(Items listed in a dataset)
= = = =

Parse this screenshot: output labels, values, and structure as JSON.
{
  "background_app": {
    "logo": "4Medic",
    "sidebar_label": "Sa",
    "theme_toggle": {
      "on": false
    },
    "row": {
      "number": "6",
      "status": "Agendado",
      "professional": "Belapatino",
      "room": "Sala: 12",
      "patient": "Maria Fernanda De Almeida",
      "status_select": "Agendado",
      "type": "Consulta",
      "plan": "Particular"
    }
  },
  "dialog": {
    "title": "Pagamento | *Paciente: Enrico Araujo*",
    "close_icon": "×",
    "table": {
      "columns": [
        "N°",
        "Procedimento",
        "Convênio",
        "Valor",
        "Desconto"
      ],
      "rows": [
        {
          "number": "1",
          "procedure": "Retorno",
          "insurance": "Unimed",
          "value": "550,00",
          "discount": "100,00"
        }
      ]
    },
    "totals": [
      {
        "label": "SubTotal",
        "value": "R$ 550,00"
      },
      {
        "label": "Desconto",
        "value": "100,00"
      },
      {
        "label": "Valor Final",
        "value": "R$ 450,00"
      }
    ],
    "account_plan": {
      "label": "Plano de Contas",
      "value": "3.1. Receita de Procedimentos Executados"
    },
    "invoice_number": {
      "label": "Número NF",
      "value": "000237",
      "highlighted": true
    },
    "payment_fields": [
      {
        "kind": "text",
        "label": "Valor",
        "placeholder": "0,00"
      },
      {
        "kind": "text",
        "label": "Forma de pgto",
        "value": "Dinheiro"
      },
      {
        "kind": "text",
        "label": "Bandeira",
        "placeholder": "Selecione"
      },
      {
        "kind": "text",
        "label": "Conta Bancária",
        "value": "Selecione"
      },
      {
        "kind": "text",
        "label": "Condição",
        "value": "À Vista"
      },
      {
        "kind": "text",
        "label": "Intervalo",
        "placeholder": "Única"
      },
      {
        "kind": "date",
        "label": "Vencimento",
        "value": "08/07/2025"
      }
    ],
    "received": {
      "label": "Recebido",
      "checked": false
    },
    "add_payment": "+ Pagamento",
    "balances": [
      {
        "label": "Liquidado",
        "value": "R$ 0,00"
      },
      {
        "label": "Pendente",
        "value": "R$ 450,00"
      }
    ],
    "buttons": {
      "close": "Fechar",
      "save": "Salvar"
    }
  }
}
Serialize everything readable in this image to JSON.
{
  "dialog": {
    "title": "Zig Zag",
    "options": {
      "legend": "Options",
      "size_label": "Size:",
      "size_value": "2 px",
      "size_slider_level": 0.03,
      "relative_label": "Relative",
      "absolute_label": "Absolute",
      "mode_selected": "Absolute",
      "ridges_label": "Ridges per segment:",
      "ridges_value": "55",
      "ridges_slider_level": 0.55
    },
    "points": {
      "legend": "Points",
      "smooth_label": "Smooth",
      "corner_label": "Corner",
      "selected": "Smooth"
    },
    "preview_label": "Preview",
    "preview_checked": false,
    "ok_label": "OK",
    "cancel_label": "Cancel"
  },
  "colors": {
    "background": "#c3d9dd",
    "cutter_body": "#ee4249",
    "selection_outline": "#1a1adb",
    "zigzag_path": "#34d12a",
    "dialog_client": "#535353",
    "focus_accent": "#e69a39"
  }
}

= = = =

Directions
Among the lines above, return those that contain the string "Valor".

Answer below
        "Valor",
        "label": "Valor Final",
        "label": "Valor",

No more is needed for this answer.